## What you are asked to do:
The records below must be duplicated exactly, character for character.
--- Information ---
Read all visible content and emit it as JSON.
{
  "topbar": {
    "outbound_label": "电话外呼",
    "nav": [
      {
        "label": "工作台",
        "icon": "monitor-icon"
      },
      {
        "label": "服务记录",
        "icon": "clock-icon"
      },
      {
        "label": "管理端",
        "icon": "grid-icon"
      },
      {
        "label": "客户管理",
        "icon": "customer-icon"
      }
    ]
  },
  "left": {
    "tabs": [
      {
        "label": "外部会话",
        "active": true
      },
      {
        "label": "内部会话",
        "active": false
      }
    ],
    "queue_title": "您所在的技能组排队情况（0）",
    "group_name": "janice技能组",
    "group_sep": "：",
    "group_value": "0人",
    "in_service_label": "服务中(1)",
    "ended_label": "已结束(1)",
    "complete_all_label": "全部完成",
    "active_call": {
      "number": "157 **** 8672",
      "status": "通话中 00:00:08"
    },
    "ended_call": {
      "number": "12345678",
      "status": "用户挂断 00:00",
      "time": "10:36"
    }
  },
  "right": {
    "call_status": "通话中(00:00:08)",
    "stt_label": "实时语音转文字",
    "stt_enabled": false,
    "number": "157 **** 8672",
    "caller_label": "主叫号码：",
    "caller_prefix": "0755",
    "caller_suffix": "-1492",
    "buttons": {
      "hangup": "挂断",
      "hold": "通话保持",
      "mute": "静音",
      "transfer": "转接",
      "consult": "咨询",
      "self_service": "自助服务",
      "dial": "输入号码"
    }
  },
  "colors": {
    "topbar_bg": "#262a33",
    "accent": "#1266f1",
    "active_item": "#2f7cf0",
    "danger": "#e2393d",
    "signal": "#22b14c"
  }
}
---
## Answer space:
Read all visible content and emit it as JSON.
{
  "topbar": {
    "outbound_label": "电话外呼",
    "nav": [
      {
        "label": "工作台",
        "icon": "monitor-icon"
      },
      {
        "label": "服务记录",
        "icon": "clock-icon"
      },
      {
        "label": "管理端",
        "icon": "grid-icon"
      },
      {
        "label": "客户管理",
        "icon": "customer-icon"
      }
    ]
  },
  "left": {
    "tabs": [
      {
        "label": "外部会话",
        "active": true
      },
      {
        "label": "内部会话",
        "active": false
      }
    ],
    "queue_title": "您所在的技能组排队情况（0）",
    "group_name": "janice技能组",
    "group_sep": "：",
    "group_value": "0人",
    "in_service_label": "服务中(1)",
    "ended_label": "已结束(1)",
    "complete_all_label": "全部完成",
    "active_call": {
      "number": "157 **** 8672",
      "status": "通话中 00:00:08"
    },
    "ended_call": {
      "number": "12345678",
      "status": "用户挂断 00:00",
      "time": "10:36"
    }
  },
  "right": {
    "call_status": "通话中(00:00:08)",
    "stt_label": "实时语音转文字",
    "stt_enabled": false,
    "number": "157 **** 8672",
    "caller_label": "主叫号码：",
    "caller_prefix": "0755",
    "caller_suffix": "-1492",
    "buttons": {
      "hangup": "挂断",
      "hold": "通话保持",
      "mute": "静音",
      "transfer": "转接",
      "consult": "咨询",
      "self_service": "自助服务",
      "dial": "输入号码"
    }
  },
  "colors": {
    "topbar_bg": "#262a33",
    "accent": "#1266f1",
    "active_item": "#2f7cf0",
    "danger": "#e2393d",
    "signal": "#22b14c"
  }
}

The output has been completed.